* [What the task asks]
Your task is to copy every line of the entries that holds the word "badge".

* [Data records]
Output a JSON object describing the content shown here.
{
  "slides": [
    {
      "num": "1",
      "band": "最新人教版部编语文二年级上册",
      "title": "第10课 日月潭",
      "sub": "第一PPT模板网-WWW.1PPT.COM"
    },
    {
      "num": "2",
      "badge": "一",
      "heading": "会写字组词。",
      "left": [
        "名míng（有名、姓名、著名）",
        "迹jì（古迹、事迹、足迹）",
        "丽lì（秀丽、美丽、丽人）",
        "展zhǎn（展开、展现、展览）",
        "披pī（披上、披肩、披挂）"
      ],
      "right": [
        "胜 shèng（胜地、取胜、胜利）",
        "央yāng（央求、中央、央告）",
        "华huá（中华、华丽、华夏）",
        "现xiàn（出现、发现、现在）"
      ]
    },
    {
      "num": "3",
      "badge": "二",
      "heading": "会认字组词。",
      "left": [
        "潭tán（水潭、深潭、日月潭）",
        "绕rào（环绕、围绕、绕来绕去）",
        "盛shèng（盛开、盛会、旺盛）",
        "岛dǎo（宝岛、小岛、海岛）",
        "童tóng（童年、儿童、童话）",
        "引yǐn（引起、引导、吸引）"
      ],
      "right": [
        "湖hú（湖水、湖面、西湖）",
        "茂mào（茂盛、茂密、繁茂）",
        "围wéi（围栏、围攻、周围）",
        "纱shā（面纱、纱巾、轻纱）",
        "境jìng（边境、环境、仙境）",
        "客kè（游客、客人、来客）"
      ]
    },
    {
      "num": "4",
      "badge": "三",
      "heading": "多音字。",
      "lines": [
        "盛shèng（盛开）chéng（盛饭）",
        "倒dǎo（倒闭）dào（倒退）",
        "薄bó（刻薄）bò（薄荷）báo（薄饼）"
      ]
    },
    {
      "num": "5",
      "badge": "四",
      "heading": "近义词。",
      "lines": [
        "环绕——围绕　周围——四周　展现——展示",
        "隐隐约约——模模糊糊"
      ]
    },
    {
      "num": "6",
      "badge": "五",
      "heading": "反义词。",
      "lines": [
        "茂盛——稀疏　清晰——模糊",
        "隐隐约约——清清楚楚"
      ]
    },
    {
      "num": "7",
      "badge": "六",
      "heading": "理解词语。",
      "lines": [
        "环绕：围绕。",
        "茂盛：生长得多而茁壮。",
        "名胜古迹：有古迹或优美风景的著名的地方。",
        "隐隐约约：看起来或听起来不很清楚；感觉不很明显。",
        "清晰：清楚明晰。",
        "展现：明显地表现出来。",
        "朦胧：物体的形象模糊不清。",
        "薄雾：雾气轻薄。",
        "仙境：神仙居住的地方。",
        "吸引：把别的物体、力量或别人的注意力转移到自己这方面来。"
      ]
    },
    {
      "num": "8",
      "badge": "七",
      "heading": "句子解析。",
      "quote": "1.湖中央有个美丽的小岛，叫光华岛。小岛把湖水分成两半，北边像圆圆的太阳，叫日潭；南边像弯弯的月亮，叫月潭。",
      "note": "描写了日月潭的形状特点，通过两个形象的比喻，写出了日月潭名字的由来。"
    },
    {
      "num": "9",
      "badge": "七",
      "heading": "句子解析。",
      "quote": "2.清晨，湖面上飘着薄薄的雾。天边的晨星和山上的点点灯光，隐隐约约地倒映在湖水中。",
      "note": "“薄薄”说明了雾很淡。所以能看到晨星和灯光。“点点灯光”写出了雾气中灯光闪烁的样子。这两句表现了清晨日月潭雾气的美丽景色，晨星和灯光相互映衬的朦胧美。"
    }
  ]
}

* [Response below]
      "badge": "一",
      "badge": "二",
      "badge": "三",
      "badge": "四",
      "badge": "五",
      "badge": "六",
      "badge": "七",
      "badge": "七",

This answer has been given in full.